Four SIS Faculty Receive College Research Award Fund

December 16th, 2021 (Lexington, Kentucky) The College of Communication Information would like to congratulate four faculty members on their awards received from the College Research Activities award fund. Dr. Fatima Espinoza Vasquez, Dr. Firaz Peer, Dr. Sarah Barriage, and Dr. Shannon Oltmann are faculty members in the School of Information Science and will be receiving a total $5,865 for their research projects.

Espinoza and Oltmann are collaborating on research focused on Louisville Latinx immigrants’ use of social media. This project will employ a case study methodology to investigate how Latinx communities in Louisville, Kentucky use social media features to access or protect their civil liberties like freedom of speech, association, and privacy.

“As a researcher, I'm turning new attention to studying social media use, and I'm really excited to partner with Fatima to learn how Latinx communities in particular use different platforms,” said Oltmann.

The project expands on Espinoza’s and Oltmann’s research, indicating marginalized communities translate online activity to on-the-ground-actions to provoke structural changes in society.

“Oltmann’s led study of the use of Twitter by disgruntled government employees showed they created an online social movement that promoted the free flow of information when the state was controlling information. Espinoza’s work shows how Latinx people navigate structural sociotechnical inequalities by creating their own Alternative Sociotechnical Infrastructure.

This study will provide a nuanced understanding of the dynamics of Latinx people, social structures, civil liberties, and social media by focusing on their agency and self-reliance,” said Espinoza.

Peer’s research project is titled “Exploring the Information Infrastructures of Substance Use and Recovery in Kentucky’s Refugee Communities”. The focus of the project is to understand how substance use is impacting refugee communities in Kentucky.

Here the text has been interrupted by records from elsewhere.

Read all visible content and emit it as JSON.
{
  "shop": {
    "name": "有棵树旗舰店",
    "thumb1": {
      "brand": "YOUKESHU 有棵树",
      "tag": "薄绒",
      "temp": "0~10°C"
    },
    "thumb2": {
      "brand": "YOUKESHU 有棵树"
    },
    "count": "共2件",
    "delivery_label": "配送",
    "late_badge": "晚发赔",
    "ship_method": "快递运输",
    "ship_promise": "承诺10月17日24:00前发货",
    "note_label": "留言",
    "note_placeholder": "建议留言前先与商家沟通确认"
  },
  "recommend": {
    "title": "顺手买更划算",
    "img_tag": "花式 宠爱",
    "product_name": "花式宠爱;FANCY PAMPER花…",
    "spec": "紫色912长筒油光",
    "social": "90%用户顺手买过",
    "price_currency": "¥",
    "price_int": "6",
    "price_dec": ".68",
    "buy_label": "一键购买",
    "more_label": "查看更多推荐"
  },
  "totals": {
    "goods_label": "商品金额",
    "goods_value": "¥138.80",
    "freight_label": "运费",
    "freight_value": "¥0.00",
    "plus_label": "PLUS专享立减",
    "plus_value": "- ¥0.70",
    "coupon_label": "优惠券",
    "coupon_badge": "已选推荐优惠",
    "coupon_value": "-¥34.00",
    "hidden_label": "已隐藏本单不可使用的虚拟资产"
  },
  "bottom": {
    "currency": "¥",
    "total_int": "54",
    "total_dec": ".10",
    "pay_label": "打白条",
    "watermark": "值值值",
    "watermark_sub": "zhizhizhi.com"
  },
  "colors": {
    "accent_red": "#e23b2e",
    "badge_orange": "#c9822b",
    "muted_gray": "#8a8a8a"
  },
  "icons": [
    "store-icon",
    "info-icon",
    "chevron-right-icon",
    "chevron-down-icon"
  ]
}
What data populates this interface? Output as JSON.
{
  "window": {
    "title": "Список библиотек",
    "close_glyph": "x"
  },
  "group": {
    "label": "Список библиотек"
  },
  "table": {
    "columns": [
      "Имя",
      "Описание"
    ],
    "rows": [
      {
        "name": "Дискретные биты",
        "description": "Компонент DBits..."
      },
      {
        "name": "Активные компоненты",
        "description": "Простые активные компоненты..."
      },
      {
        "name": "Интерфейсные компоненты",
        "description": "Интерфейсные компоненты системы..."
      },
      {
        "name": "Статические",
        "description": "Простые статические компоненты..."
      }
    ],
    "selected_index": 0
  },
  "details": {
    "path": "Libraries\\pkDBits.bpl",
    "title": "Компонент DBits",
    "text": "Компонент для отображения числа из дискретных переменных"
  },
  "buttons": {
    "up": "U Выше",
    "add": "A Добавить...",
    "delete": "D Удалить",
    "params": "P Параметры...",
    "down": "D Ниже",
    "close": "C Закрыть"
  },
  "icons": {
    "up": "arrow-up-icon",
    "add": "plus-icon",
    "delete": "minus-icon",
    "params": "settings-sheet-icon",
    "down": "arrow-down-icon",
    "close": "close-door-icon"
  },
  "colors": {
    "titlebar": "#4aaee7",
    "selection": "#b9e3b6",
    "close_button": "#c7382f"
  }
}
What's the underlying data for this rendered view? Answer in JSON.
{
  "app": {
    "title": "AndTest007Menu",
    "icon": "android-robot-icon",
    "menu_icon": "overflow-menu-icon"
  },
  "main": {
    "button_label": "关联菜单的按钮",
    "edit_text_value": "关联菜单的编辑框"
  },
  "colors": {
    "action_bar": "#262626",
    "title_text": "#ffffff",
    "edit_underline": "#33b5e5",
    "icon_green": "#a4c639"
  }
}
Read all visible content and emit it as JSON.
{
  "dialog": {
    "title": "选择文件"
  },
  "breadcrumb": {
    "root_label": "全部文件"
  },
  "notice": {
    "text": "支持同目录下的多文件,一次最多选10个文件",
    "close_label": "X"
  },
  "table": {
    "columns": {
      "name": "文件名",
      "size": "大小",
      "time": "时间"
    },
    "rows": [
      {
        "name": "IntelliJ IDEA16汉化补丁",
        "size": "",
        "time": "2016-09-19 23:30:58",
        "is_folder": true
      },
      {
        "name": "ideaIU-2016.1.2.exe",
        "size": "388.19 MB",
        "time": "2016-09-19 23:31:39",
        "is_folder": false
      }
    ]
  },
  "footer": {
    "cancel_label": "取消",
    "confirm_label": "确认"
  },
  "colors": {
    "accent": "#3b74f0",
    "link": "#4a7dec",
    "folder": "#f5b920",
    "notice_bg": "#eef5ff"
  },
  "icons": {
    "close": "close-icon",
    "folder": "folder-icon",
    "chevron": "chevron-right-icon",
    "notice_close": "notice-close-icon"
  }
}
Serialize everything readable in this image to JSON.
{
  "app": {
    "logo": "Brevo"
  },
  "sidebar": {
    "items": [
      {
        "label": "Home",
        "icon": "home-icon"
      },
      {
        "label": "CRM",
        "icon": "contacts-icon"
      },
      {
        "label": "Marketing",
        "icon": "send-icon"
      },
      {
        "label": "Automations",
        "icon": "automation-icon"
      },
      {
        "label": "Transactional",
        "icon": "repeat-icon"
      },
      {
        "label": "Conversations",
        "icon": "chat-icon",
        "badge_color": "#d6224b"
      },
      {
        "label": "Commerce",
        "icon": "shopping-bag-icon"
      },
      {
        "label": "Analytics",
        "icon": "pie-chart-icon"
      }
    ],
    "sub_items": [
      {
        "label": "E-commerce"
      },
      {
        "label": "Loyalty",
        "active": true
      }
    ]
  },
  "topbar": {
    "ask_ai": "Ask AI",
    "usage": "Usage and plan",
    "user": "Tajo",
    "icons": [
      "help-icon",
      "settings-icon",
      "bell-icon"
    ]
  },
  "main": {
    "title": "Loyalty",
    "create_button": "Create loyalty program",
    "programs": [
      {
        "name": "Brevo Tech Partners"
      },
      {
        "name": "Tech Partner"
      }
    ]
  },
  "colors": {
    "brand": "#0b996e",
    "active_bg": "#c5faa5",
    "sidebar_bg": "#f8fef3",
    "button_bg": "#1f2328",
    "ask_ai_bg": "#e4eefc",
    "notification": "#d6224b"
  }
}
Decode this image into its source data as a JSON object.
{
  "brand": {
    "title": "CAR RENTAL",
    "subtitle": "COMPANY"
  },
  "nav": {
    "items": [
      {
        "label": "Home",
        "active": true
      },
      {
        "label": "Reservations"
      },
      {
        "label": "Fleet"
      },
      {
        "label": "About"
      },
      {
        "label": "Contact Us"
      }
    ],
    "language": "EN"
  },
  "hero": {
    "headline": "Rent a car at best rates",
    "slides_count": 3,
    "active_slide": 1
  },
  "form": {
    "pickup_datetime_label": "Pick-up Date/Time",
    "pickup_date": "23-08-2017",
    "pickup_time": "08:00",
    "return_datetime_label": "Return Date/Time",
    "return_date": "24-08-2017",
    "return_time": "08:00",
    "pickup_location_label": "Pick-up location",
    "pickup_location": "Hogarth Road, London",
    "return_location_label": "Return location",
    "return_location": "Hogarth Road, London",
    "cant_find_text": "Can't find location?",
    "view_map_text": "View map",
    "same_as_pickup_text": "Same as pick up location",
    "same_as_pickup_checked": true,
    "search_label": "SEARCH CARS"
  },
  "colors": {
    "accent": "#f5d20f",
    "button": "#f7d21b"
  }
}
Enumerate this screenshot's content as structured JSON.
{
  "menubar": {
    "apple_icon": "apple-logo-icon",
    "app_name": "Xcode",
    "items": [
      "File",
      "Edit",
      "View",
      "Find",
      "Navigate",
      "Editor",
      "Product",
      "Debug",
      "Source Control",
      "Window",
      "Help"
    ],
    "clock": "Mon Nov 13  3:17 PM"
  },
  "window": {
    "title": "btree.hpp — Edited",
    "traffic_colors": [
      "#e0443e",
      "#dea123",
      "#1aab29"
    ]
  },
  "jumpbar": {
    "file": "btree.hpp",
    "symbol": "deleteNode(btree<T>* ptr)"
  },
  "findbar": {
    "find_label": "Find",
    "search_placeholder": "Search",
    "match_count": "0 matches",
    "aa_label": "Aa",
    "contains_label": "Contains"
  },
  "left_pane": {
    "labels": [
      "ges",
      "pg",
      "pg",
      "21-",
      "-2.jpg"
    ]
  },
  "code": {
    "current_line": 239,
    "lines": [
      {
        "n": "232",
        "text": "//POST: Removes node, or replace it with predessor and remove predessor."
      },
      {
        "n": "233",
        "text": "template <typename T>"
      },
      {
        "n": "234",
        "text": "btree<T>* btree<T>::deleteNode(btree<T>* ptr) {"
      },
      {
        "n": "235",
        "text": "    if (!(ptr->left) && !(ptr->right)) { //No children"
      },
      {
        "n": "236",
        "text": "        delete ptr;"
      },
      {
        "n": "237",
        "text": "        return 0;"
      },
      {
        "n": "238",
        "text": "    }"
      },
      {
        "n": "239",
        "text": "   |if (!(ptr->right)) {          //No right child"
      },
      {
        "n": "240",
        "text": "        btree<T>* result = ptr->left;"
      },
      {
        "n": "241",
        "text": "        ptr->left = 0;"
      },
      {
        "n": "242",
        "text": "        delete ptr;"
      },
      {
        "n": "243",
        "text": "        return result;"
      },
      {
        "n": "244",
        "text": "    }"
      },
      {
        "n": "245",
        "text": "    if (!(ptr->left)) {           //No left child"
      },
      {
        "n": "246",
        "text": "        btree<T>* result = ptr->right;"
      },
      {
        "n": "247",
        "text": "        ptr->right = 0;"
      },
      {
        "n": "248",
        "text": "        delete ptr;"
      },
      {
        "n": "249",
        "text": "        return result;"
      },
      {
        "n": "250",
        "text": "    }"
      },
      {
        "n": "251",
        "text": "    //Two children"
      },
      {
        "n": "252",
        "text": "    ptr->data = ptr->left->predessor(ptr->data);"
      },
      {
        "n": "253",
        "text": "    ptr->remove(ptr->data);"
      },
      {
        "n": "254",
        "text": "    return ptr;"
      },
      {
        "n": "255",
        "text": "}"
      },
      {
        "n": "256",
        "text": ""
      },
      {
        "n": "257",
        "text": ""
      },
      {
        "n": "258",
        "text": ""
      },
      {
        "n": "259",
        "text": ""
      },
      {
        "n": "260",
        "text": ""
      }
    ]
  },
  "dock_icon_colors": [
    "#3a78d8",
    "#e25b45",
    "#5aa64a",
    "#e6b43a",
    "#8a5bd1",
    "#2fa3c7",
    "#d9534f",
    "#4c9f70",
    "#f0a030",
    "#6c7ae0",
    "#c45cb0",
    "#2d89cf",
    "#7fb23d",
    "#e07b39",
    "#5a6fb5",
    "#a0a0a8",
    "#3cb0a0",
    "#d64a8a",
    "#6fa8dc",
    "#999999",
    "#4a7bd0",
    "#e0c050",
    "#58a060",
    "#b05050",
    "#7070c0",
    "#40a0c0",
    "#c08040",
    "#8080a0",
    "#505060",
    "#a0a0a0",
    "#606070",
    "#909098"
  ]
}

“Refugees come to Kentucky fleeing the political instability, intense trauma, loss, and violence experienced in their home countries. Along with forced displacement and family separation, refugees must acclimate to new jobs, housing, healthcare, and schooling systems in their new host cities. Such pre and post migration stressors have shown to trigger post-traumatic stress disorder, anxiety, and depression, which puts refugees at a higher risk for substance use disorders,” said Peer.

This project aims to learn about the state of substance abuse within the refugee community in Kentucky and intervene appropriately where possible.

“Although Kentucky ranks among the top five states in terms of number of refugees resettled, we currently know very little about how refugees in Kentucky are coping with substance use disorders and their ability to access information about substance use recovery,” said Peer.

Barriage’s project will explore if, how, and why public library staff in the United States have incorporated content related to justice, equity, diversity, and inclusion (JEDI) into their children’s storytimes. This project will include a review of the news and professional literature for evidence of such content in library storytimes.

“The Association for Library Service to Children, a division of the American Library Association, has emphasized the importance of diversity and inclusion across all areas of professional practice for public library staff serving children 0-14 years of age. There has been a lot of attention given to the importance of diversity in the books that make up a library’s collection through things like the #WeNeedDiverseBooks campaign. It’s important to have diverse books in a library’s collection so that all kids can not only see people like themselves represented in the literature, but also see and learn about people who are different from them,” said Barriage.

Congratulations again to these exceptional faculty members on their achievements. We look forward to seeing your research progress in the future.